For the past few months I have been trying to outline the most effective way for our team to recover a server in the event of a disaster. Say, for example, if you have a production box on the SAN and someone accidentally reallocates your server storage, wiping away everything and forcing you to rebuild the box and recover files from tape backups. While I have a rough idea of the outline to follow, I have yet to formalize things. Why? Well, as you know, DR is usually the last thing we tend to think about, even though it is the most important thing we need to do.

Honestly, in the past few months I have been quite busy with other items. I do have an outline, just not a formal one, and since every situation is different I have been struggling with trying to put together a process that is applicable to everything. So, with that in mind, I have decided to start outlining a process that is applicable to when a server needs to be completely rebuilt. There, that should make things easier.

The process I have in mind is as follows, and is particular to our environment.

  • Server team recovers the server from tape backups (so, there should be no need to reinstall SQL).
  • Copy the master.mdf and .ldf files from a corresponding box (say, the test or dev server). This should allow SQL to start, and the instance should be at the correct build level.
  • Restore master from last good backup.
  • Restore msdb, model, our Litespeed database, and our internal monitoring database, DBA_Perform.
  • Restore the remainder of the user databases.
  • Take full backups when complete.

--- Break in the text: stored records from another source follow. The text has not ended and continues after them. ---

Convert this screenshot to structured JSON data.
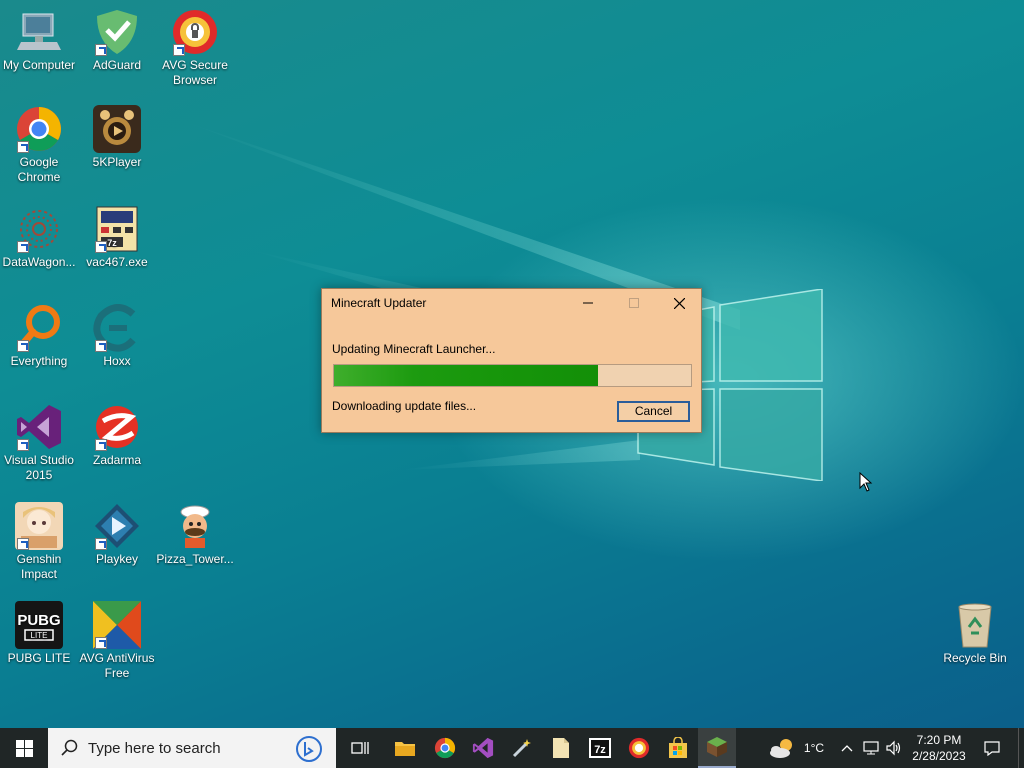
{
  "desktop": {
    "icons": [
      {
        "label": "My Computer",
        "icon": "computer-icon"
      },
      {
        "label": "AdGuard",
        "icon": "adguard-icon"
      },
      {
        "label": "AVG Secure Browser",
        "icon": "avg-browser-icon"
      },
      {
        "label": "Google Chrome",
        "icon": "chrome-icon"
      },
      {
        "label": "5KPlayer",
        "icon": "5kplayer-icon"
      },
      {
        "label": "DataWagon...",
        "icon": "datawagon-icon"
      },
      {
        "label": "vac467.exe",
        "icon": "vac-exe-icon"
      },
      {
        "label": "Everything",
        "icon": "everything-icon"
      },
      {
        "label": "Hoxx",
        "icon": "hoxx-icon"
      },
      {
        "label": "Visual Studio 2015",
        "icon": "visual-studio-icon"
      },
      {
        "label": "Zadarma",
        "icon": "zadarma-icon"
      },
      {
        "label": "Genshin Impact",
        "icon": "genshin-icon"
      },
      {
        "label": "Playkey",
        "icon": "playkey-icon"
      },
      {
        "label": "Pizza_Tower...",
        "icon": "pizza-tower-icon"
      },
      {
        "label": "PUBG LITE",
        "icon": "pubg-icon"
      },
      {
        "label": "AVG AntiVirus Free",
        "icon": "avg-antivirus-icon"
      },
      {
        "label": "Recycle Bin",
        "icon": "recycle-bin-icon"
      }
    ]
  },
  "dialog": {
    "title": "Minecraft Updater",
    "status": "Updating Minecraft Launcher...",
    "progress": 0.74,
    "detail": "Downloading update files...",
    "cancel_label": "Cancel"
  },
  "taskbar": {
    "search_placeholder": "Type here to search",
    "weather_temp": "1°C",
    "time": "7:20 PM",
    "date": "2/28/2023",
    "pinned": [
      "task-view-icon",
      "file-explorer-icon",
      "chrome-icon",
      "visual-studio-icon",
      "wand-icon",
      "notepad-icon",
      "7zip-icon",
      "avg-browser-icon",
      "store-icon",
      "minecraft-icon"
    ]
  },
  "colors": {
    "dialog_bg": "#f6c89a",
    "progress_green": "#17960b",
    "taskbar_bg": "#202626"
  }
}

Why am I blogging this to you? Well, I am wondering if we have forgotten something important. I have heard that you should reapply service packs manually and was wondering if anyone has any experience one way or the other about this.

I think the outline above will get us back up and running in a minimal amount of time, but before I start making this outline something more formal, I was hoping that I could get some feedback. I would hate to go into battle having missed something, no matter how big or how small.